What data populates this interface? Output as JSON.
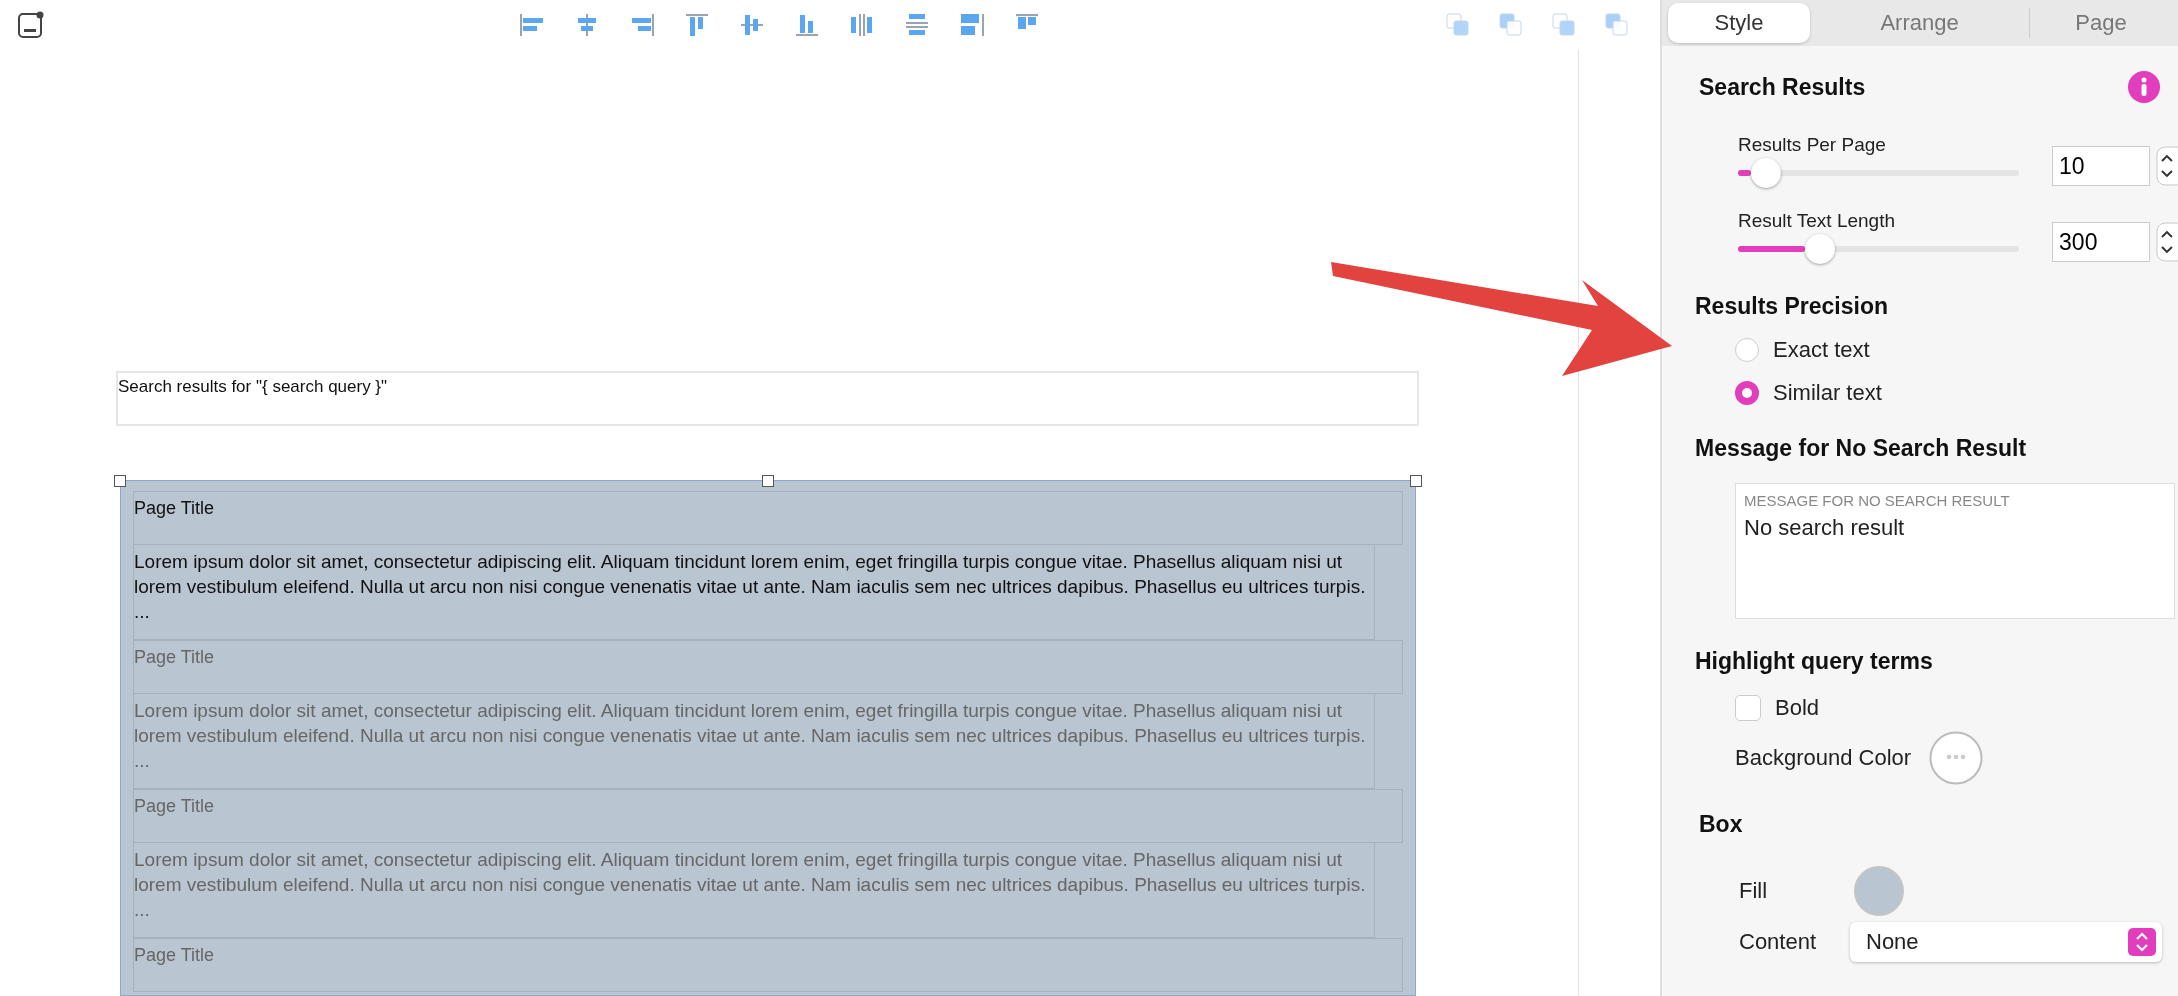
{
  "canvas": {
    "search_heading": "Search results for \"{ search query }\"",
    "results": [
      {
        "title": "Page Title",
        "excerpt": "Lorem ipsum dolor sit amet, consectetur adipiscing elit. Aliquam tincidunt lorem enim, eget fringilla turpis congue vitae. Phasellus aliquam nisi ut lorem vestibulum eleifend. Nulla ut arcu non nisi congue venenatis vitae ut ante. Nam iaculis sem nec ultrices dapibus. Phasellus eu ultrices turpis. ...",
        "dimmed": false
      },
      {
        "title": "Page Title",
        "excerpt": "Lorem ipsum dolor sit amet, consectetur adipiscing elit. Aliquam tincidunt lorem enim, eget fringilla turpis congue vitae. Phasellus aliquam nisi ut lorem vestibulum eleifend. Nulla ut arcu non nisi congue venenatis vitae ut ante. Nam iaculis sem nec ultrices dapibus. Phasellus eu ultrices turpis. ...",
        "dimmed": true
      },
      {
        "title": "Page Title",
        "excerpt": "Lorem ipsum dolor sit amet, consectetur adipiscing elit. Aliquam tincidunt lorem enim, eget fringilla turpis congue vitae. Phasellus aliquam nisi ut lorem vestibulum eleifend. Nulla ut arcu non nisi congue venenatis vitae ut ante. Nam iaculis sem nec ultrices dapibus. Phasellus eu ultrices turpis. ...",
        "dimmed": true
      },
      {
        "title": "Page Title",
        "dimmed": true
      }
    ]
  },
  "inspector": {
    "tabs": [
      {
        "label": "Style",
        "selected": true
      },
      {
        "label": "Arrange",
        "selected": false
      },
      {
        "label": "Page",
        "selected": false
      }
    ],
    "search_results": {
      "heading": "Search Results",
      "sliders": [
        {
          "label": "Results Per Page",
          "level": 0.1,
          "value": "10"
        },
        {
          "label": "Result Text Length",
          "level": 0.29,
          "value": "300"
        }
      ]
    },
    "precision": {
      "heading": "Results Precision",
      "options": [
        {
          "label": "Exact text",
          "selected": false
        },
        {
          "label": "Similar text",
          "selected": true
        }
      ]
    },
    "no_result": {
      "heading": "Message for No Search Result",
      "field_label": "MESSAGE FOR NO SEARCH RESULT",
      "value": "No search result"
    },
    "highlight": {
      "heading": "Highlight query terms",
      "bold": {
        "label": "Bold",
        "checked": false
      },
      "background_label": "Background Color"
    },
    "box": {
      "heading": "Box",
      "fill": {
        "label": "Fill",
        "color": "#b9c6d1"
      },
      "content": {
        "label": "Content",
        "value": "None"
      }
    }
  }
}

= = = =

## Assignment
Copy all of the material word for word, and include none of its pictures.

## Answer to the exercise
What data populates this interface? Output as JSON.
{
  "canvas": {
    "search_heading": "Search results for \"{ search query }\"",
    "results": [
      {
        "title": "Page Title",
        "excerpt": "Lorem ipsum dolor sit amet, consectetur adipiscing elit. Aliquam tincidunt lorem enim, eget fringilla turpis congue vitae. Phasellus aliquam nisi ut lorem vestibulum eleifend. Nulla ut arcu non nisi congue venenatis vitae ut ante. Nam iaculis sem nec ultrices dapibus. Phasellus eu ultrices turpis. ...",
        "dimmed": false
      },
      {
        "title": "Page Title",
        "excerpt": "Lorem ipsum dolor sit amet, consectetur adipiscing elit. Aliquam tincidunt lorem enim, eget fringilla turpis congue vitae. Phasellus aliquam nisi ut lorem vestibulum eleifend. Nulla ut arcu non nisi congue venenatis vitae ut ante. Nam iaculis sem nec ultrices dapibus. Phasellus eu ultrices turpis. ...",
        "dimmed": true
      },
      {
        "title": "Page Title",
        "excerpt": "Lorem ipsum dolor sit amet, consectetur adipiscing elit. Aliquam tincidunt lorem enim, eget fringilla turpis congue vitae. Phasellus aliquam nisi ut lorem vestibulum eleifend. Nulla ut arcu non nisi congue venenatis vitae ut ante. Nam iaculis sem nec ultrices dapibus. Phasellus eu ultrices turpis. ...",
        "dimmed": true
      },
      {
        "title": "Page Title",
        "dimmed": true
      }
    ]
  },
  "inspector": {
    "tabs": [
      {
        "label": "Style",
        "selected": true
      },
      {
        "label": "Arrange",
        "selected": false
      },
      {
        "label": "Page",
        "selected": false
      }
    ],
    "search_results": {
      "heading": "Search Results",
      "sliders": [
        {
          "label": "Results Per Page",
          "level": 0.1,
          "value": "10"
        },
        {
          "label": "Result Text Length",
          "level": 0.29,
          "value": "300"
        }
      ]
    },
    "precision": {
      "heading": "Results Precision",
      "options": [
        {
          "label": "Exact text",
          "selected": false
        },
        {
          "label": "Similar text",
          "selected": true
        }
      ]
    },
    "no_result": {
      "heading": "Message for No Search Result",
      "field_label": "MESSAGE FOR NO SEARCH RESULT",
      "value": "No search result"
    },
    "highlight": {
      "heading": "Highlight query terms",
      "bold": {
        "label": "Bold",
        "checked": false
      },
      "background_label": "Background Color"
    },
    "box": {
      "heading": "Box",
      "fill": {
        "label": "Fill",
        "color": "#b9c6d1"
      },
      "content": {
        "label": "Content",
        "value": "None"
      }
    }
  }
}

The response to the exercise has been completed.